PJ: And there are three areas divided into small...


NP: Well, Peter you got a point then for speaking as the whistle went, you are one point behind Sheila, who is a few points behind our leader Derek Nimmo. And Peter, your turn to begin. Your subject, and oh a lovely subject: getting ready for breakfast. Just a minute to talk on it starting now.

PJ: I adore getting ready for breakfast. I leap out of bed, have a shower, and then I go downstairs into the kitchen, and I prepare these vast quantities of food. Great flagons of cream with porridge and smoked bacon, sausages, grilled kippers...


NP: Sheila Hancock has challemged.

SH: Deviation. Knowing Peter as I do, I just donít believe him!

KW: Well, thereís nothing in the game that says itís got to be true. You have to speak for 60 seconds.

NP: This is the trouble...

PJ: Itís not my fault youíve never stayed for breakfast!

SH: In future I will!

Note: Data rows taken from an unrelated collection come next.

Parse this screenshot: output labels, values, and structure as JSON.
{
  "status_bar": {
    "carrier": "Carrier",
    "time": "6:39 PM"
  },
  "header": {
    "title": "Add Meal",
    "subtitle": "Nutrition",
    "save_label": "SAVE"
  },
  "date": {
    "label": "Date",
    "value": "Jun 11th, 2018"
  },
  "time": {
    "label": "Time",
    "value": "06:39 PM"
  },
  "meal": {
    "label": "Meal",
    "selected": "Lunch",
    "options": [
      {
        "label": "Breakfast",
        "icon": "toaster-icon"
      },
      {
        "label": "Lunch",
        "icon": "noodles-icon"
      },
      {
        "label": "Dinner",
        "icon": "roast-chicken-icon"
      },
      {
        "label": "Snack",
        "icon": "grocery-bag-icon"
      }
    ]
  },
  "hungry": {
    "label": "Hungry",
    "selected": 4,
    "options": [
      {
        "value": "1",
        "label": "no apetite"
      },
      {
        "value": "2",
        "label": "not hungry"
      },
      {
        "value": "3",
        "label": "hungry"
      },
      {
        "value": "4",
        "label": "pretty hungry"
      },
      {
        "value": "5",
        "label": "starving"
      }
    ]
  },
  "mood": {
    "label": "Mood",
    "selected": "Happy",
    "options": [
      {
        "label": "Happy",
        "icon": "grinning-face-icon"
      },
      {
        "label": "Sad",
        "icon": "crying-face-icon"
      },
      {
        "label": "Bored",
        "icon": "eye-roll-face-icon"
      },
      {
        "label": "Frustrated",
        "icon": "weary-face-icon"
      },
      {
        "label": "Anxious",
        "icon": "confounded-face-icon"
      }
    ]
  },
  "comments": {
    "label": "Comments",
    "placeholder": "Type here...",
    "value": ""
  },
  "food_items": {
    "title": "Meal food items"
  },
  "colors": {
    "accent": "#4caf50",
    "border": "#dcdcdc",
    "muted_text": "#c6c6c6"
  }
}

NP: He wasnít deviating from the subject. Weíre all going to be there for breakfast, heís got enough food for the whole family! Peter, you have 43 seconds on getting ready for breakfast starting now.

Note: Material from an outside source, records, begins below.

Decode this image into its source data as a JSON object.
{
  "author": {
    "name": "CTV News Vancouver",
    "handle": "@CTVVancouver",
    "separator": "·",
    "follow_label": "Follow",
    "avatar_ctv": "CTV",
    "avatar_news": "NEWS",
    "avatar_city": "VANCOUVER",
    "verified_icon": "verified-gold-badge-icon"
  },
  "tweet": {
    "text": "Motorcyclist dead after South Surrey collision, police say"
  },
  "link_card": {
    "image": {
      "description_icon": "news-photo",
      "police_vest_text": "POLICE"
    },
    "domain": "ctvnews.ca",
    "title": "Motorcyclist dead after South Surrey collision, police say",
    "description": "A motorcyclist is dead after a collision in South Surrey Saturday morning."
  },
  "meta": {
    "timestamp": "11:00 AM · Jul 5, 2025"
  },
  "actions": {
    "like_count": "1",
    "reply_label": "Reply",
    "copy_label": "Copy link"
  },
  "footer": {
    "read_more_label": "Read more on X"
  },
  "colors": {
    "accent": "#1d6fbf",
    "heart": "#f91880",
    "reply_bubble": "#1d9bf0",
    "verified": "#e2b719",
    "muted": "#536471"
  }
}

PJ: Devils kidneys are a particular speciality of mine, and I adore having these great silver covers...


NP: Derek Nimmo has challenged.

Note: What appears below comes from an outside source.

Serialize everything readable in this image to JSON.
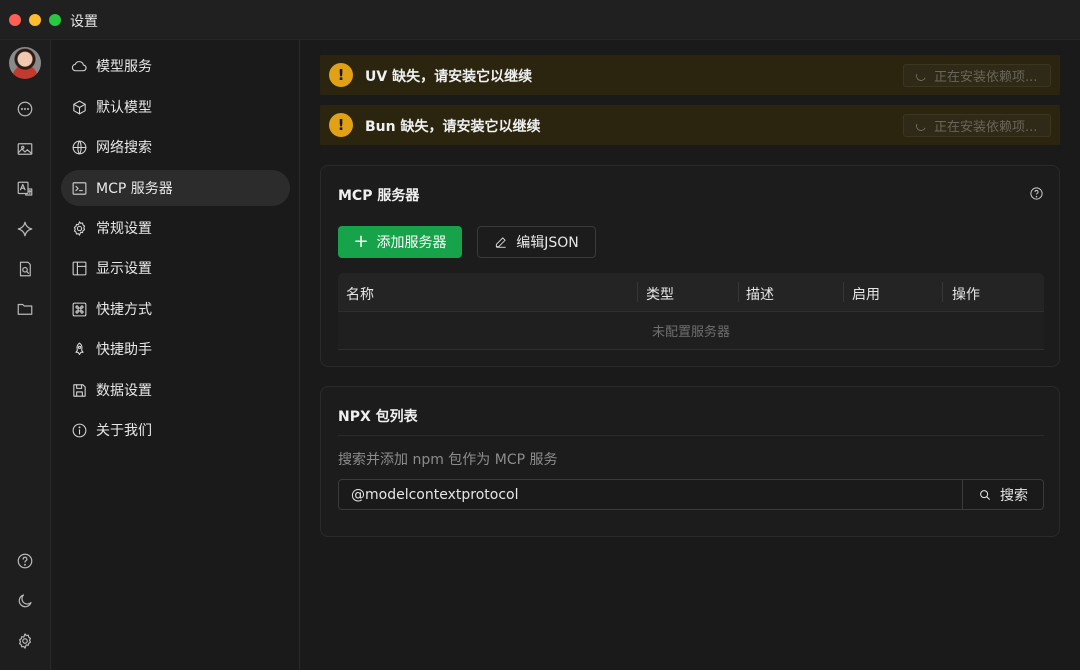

DN: Repetition of great.

NP: Yes, you had this great amount of food before , and now you have the great silver covers. There are 35 seconds, getting ready for breakfast, starting now.

DN: Oh golly, I do enjoy getting ready for breakfast. I have a workout at my Indian club first, to put me in the frame physically and mentally to consume this great feast. Now what is wonderful about the French, is that they draw up this list, they call it pater de journey. We call it break-fast, how rounded it sounds and how beautiful the toast is that follows... shut up Kenny... and then...


NP: Sheila Hancock has challenged.

SH: Deviation, shut up Kenny is not on the card.

KW: Thatís not fair, thatís not fair, he was provoked. I couldnít help laughing, therefore he was provoked.

NP: Well, everybody...

KW: You canít blame him for that, the poor boy! You canít blame him! Itís not fair, is it!

NP: Everybody gets provoked in this game! There are nine seconds, eight seconds, for Sheila on getting ready for breakfast with you, starting now.

SH: Unlike the gentlemen on the team, my preparations for breakfast are total chaos. The baby usually arrives at half past five, I have her tucked under one arm...


NP: And Iíve just received a message that we have no more time, so we have now to wind up the game so let me tell you what the final score was. Well, Kenneth Williams who did very well and he certainly contributed a great deal, but he still finished in fourth place, but he was only two points behind Peter Jones and Sheila Hancock who were equal in second place. But they were some considerable way behind this weekís winner, Derek Nimmo. We hope you enjoyed listening to Just A Minute, from all of us here goodbye.


ANNOUNCER: The chairman of Just A Minute was Nicholas Parsons. The programme was devised by Ian Messiter and produced by John Lloyd.